Sarah Anne Housley Sentenced in U.S. District Cour
The United States Attorney's Office announced that during a federal court session in Billings, on August 24, 2011, before Senior U.S. District Judge Jack D. Shanstrom, SARAH ANNE HOUSLEY, a 34-year-old resident of Billings, appeared for sentencing. HOUSLEY was sentenced to a term of:
Prison: 12 months and 1 day
Special Assessment: $100
Supervised Release: 4 years
HOUSLEY was sentenced in connection with her guilty plea to bank embezzlement.
In an Offer of Proof filed by Assistant U.S. Attorney Ryan M. Archer, the government stated it would have proved at trial the following:
HOUSLEY worked for the Montana Health Federal Credit Union in Billings from May 15, 2003, through June 2, 2010, when she was put on administrative leave. The last position she held was business development officer. In this position, HOUSLEY was responsible for promoting membership in the credit union, developing business, opening new accounts, issuing loans and handling teller functions as necessary.
On June 1, 2010, the CEO of Montana Health Federal Credit Union was preparing for an annual performance evaluation with HOUSLEY. The CEO noticed that HOUSLEY was having a problem keeping her personal bank account balanced. On further review it was apparent that HOUSLEY frequently transferred money from her grandparents' account at Montana Health Federal Credit Union when her funds ran low.
Based on this information, the bank conducted an audit of HOUSLEY's teller drawer during the annual review. The audit showed that HOUSLEY's teller drawer was thousands of dollars short. Additional investigation revealed that since January 30, 2008, through June 1, 2010, HOUSLEY had been transferring money from her grandparents' bank account into her own. During this time period she transferred $94,158.14 from her grandparents' account in hundreds of different transactions.
K.B. and D.B., HOUSLEY's grandparents, were subsequently contacted. They are in their early 80s. D.B. explained that she did not review monthly statements because she found them hard to understand. D.B. said that she relied on HOUSLEY to review her account activity and help her with banking matters. K.B. and D.B. were clear that they never gave HOUSLEY permission or authority to transfer any funds and signed an affidavit to that end. When learning of the theft, D.B. confronted HOUSLEY. HOUSLEY said that "we" used most of the money. D.B. and her daughter then went to visit HOUSLEY and she confessed that she had taken the money and said she was sorry and would pay it back.
HOUSLEY used the stolen money to cover her overdrafts, pay for vacations, make house payments and other various expenses.
Because there is no parole in the federal system, the "truth in sentencing" guidelines mandate that HOUSLEY will likely serve all of the time imposed by the court.
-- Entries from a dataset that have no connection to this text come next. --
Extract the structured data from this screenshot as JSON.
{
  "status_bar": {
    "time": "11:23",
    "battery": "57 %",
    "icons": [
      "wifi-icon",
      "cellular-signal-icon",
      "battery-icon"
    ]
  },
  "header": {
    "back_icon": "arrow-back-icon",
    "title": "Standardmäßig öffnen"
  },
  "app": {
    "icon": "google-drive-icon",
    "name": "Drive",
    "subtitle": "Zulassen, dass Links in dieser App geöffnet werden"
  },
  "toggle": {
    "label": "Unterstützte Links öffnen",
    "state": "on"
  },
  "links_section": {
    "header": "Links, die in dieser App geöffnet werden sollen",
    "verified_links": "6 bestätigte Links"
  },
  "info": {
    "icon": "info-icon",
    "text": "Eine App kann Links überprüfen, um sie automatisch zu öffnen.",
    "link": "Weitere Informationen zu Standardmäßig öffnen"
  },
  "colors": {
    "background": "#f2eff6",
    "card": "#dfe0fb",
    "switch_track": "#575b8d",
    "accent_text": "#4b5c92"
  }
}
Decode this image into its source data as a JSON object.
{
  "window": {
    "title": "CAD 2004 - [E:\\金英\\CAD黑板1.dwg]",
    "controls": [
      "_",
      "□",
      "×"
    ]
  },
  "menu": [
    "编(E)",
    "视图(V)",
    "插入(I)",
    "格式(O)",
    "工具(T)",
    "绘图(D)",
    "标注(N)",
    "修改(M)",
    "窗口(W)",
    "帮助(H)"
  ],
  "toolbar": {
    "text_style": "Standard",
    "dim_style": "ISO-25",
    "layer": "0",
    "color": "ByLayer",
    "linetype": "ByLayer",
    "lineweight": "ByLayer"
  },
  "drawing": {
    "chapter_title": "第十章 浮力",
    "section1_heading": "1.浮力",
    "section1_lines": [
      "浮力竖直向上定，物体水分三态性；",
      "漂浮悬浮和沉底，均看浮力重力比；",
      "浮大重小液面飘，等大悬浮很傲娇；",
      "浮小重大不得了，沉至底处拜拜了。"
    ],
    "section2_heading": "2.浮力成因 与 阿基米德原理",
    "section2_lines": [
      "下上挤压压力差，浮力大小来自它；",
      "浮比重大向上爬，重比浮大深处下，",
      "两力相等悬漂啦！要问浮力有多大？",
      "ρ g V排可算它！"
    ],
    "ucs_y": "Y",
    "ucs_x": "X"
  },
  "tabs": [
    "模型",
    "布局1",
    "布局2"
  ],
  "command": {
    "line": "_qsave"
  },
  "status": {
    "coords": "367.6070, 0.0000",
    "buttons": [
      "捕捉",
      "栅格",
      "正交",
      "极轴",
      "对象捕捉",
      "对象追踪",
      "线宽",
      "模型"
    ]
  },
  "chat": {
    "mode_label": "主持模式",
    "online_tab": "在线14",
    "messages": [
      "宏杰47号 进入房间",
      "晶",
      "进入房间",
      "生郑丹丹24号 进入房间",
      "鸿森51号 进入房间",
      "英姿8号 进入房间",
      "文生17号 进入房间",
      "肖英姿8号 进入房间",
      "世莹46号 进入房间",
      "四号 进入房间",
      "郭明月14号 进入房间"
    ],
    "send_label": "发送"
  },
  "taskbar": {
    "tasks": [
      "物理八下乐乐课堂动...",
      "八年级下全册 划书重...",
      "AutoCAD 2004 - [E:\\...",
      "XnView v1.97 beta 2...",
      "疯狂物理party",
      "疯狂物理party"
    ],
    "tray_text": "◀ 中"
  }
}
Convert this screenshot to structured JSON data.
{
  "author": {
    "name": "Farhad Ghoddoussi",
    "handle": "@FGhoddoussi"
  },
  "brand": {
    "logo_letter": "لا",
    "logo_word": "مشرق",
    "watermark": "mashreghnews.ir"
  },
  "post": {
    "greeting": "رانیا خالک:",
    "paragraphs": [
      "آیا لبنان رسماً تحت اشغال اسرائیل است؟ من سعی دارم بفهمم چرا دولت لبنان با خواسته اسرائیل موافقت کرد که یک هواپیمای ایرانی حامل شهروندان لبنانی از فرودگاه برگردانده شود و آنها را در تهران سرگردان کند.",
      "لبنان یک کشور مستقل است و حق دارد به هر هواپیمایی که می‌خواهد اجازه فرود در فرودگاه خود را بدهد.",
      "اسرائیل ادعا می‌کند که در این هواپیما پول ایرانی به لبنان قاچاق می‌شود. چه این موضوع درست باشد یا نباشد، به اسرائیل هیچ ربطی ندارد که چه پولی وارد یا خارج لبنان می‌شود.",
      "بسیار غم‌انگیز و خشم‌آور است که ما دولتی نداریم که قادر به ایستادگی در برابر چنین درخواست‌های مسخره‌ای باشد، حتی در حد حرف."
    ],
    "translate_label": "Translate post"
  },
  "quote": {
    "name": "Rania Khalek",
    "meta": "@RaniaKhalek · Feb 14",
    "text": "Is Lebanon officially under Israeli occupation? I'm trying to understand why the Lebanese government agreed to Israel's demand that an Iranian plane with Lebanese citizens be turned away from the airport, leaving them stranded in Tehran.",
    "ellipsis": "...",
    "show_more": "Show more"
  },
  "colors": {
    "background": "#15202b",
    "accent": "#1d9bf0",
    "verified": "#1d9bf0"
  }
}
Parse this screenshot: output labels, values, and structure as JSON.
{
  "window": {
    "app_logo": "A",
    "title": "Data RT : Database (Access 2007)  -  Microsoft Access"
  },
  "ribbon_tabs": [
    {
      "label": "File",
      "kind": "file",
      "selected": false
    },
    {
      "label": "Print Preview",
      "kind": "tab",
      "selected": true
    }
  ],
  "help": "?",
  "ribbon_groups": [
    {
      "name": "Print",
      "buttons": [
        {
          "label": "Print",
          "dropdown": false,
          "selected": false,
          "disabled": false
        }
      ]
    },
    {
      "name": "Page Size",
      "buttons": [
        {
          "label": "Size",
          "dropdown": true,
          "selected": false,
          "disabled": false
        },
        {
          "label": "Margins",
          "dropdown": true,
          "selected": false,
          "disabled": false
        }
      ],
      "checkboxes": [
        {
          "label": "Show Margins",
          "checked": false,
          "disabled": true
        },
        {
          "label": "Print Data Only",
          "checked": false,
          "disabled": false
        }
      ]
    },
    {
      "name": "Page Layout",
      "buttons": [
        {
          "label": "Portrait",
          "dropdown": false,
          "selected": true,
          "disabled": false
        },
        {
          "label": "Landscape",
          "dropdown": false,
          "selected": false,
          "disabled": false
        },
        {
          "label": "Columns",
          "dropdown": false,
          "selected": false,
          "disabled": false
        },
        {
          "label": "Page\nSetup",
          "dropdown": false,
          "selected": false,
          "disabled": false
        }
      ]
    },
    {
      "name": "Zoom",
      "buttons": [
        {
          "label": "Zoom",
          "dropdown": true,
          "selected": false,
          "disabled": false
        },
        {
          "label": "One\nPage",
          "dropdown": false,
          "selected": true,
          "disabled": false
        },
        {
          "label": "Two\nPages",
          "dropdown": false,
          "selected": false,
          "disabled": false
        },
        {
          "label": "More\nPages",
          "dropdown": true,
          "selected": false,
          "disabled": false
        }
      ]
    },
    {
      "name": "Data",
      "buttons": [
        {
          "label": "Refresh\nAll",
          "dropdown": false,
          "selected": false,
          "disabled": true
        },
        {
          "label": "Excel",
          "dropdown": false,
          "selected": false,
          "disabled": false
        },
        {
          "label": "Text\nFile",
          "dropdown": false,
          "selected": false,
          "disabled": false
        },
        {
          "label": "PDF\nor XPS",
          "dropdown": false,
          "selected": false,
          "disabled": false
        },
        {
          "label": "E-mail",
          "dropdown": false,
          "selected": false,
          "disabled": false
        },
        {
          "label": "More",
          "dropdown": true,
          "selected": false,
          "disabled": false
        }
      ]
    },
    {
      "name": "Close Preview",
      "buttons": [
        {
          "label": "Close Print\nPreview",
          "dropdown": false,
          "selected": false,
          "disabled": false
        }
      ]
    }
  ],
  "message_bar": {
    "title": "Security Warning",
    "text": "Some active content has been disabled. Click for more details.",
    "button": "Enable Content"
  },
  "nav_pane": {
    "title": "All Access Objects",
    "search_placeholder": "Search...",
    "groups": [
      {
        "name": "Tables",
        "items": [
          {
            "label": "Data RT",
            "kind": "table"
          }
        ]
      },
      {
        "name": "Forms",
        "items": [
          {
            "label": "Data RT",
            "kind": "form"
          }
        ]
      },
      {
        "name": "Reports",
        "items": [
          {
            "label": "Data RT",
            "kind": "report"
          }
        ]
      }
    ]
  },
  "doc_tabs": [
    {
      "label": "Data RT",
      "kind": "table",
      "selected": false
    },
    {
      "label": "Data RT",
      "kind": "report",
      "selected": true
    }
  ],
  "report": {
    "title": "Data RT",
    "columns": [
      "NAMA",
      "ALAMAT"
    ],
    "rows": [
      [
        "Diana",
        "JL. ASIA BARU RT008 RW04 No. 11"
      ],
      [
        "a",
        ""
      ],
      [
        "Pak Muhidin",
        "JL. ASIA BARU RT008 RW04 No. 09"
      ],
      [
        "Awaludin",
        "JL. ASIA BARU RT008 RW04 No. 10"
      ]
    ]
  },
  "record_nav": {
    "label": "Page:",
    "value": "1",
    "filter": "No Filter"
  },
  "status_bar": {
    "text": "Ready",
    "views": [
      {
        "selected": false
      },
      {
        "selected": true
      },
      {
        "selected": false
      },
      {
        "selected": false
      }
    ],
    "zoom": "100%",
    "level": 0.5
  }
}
In the federal system, HOUSLEY does have the opportunity to earn a sentence reduction for "good behavior." However, this reduction will not exceed 15% of the overall sentence.
The investigation was conducted by the Federal Bureau of Investigation.